For 28 years she served as METCO director for the Belmont Public Schools, retiring in 2008. Thelma received her Bachelor’s in Education from Boston University and her Master’s of Education in Administration from Harvard University. She is also a Registered Nurse.
Always at the forefront of social justice initiatives, in 1968 she was a Robert F. Kennedy Fellow in Washington, DC.
A two-time cancer survivor, Thelma praises the work of Dana-Farber Cancer Institute, volunteers at the hospital and is a member of the Dana-Farber/Harvard Cancer Center Faith-based Cancer Disparities Network.
“The Warren Street buildings were unused for years and now they will be a center of neighborhood activity… the social fabric of the neighborhood is being restored,” said Michael Vance, ABCD Vice President, Field Operations.

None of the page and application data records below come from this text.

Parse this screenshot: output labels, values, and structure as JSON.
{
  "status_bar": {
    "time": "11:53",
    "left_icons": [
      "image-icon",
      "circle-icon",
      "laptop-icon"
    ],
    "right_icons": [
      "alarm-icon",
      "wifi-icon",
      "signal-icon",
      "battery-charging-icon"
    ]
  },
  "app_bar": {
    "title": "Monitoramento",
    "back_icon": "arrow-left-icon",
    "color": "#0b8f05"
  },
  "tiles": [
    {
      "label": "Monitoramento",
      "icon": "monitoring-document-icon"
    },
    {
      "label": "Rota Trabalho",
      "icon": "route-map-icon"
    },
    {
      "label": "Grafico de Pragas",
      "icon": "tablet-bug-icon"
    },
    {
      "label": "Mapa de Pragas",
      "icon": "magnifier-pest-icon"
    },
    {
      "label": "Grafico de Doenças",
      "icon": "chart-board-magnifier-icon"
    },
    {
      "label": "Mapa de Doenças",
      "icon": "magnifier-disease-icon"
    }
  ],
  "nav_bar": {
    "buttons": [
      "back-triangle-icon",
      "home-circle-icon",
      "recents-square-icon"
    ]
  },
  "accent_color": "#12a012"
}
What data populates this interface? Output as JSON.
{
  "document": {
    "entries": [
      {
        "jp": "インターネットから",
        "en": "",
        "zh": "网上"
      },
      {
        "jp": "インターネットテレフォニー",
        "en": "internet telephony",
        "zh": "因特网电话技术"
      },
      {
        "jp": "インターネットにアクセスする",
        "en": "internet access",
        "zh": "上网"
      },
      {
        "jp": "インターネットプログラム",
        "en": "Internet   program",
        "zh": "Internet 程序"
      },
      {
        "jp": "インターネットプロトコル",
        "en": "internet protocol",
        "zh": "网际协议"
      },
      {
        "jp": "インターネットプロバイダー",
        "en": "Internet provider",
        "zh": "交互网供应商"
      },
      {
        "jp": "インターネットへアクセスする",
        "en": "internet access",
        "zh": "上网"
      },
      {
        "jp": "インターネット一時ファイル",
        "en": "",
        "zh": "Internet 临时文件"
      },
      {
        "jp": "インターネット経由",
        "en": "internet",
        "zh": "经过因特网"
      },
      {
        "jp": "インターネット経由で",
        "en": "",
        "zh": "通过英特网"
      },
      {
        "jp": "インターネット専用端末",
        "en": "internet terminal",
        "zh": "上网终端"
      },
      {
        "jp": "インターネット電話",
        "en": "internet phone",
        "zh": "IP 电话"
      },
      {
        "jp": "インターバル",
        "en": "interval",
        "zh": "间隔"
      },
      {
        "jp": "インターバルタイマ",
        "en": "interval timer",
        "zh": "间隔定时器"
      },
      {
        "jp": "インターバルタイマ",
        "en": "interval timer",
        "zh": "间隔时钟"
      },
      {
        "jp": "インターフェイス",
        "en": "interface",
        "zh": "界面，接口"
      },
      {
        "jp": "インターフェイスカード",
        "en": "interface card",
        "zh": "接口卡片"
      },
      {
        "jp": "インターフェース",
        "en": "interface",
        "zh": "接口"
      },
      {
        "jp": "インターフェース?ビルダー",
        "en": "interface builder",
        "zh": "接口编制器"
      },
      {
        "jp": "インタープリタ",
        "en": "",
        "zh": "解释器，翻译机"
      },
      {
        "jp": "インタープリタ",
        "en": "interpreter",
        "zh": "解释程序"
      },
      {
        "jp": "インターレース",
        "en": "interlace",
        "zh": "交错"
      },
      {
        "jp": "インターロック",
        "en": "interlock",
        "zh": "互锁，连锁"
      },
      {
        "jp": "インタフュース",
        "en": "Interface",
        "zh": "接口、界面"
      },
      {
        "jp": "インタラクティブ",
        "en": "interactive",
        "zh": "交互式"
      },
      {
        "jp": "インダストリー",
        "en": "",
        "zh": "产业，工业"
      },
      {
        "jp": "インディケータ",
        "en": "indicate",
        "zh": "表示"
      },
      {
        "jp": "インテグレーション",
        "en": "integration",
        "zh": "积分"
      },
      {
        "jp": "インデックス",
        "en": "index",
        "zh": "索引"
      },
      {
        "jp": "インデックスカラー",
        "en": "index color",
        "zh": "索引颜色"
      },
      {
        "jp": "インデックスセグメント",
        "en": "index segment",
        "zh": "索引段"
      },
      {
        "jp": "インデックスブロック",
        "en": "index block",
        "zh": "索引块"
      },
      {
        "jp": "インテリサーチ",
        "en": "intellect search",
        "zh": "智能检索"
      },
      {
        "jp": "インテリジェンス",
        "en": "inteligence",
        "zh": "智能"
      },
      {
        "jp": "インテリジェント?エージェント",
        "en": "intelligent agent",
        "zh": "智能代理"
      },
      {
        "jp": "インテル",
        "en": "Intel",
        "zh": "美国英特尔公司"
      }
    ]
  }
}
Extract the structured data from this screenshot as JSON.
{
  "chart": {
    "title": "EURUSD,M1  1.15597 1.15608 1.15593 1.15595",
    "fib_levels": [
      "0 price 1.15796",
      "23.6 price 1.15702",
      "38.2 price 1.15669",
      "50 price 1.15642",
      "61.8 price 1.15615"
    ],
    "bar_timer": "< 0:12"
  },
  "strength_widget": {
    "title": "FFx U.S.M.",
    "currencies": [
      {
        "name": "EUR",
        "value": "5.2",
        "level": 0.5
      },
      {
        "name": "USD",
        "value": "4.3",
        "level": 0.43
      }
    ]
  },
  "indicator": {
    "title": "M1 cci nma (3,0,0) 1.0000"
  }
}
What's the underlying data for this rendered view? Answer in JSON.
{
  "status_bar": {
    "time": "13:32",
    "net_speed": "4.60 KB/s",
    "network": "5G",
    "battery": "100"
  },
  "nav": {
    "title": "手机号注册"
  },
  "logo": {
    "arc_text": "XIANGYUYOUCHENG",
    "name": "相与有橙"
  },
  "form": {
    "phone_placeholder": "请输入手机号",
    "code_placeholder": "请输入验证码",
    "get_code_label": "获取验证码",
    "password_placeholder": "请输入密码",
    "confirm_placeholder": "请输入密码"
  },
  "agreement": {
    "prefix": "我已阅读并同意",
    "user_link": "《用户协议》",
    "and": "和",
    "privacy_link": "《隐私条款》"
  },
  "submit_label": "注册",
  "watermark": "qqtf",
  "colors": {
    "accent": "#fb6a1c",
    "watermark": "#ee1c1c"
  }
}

Built in 1927, the Thelma D. Burns Building was originally named Beth Hamadrath Aperion Plaza and functioned as a synagogue, kosher caterer and social center for the Jewish community in Roxbury. It closed in 1968 and became Skycap Plaza, a nightclub. In 2001 it was sold to Charles Street AME church with plans to convert it into a family life center. Now part of ABCD’s neighborhood network, the building will provide a home for ABCD classrooms and offices as well as community conference space. An ABCD high school program may be housed there in the future.
Next door, the ABCD center provides vital services to low-income neighborhood residents including summer and year-round youth employment, job development opportunities, heating assistance, electronic SNAP (food stamp) applications, food pantry services, utility bill advocacy, free tax preparation, senior computer classes, a senior nutrition program, a “teaching kitchen” where families learn to prepare healthy food, environmental awareness initiatives, youth enrichment programs, clothing assistance, free notary services and more.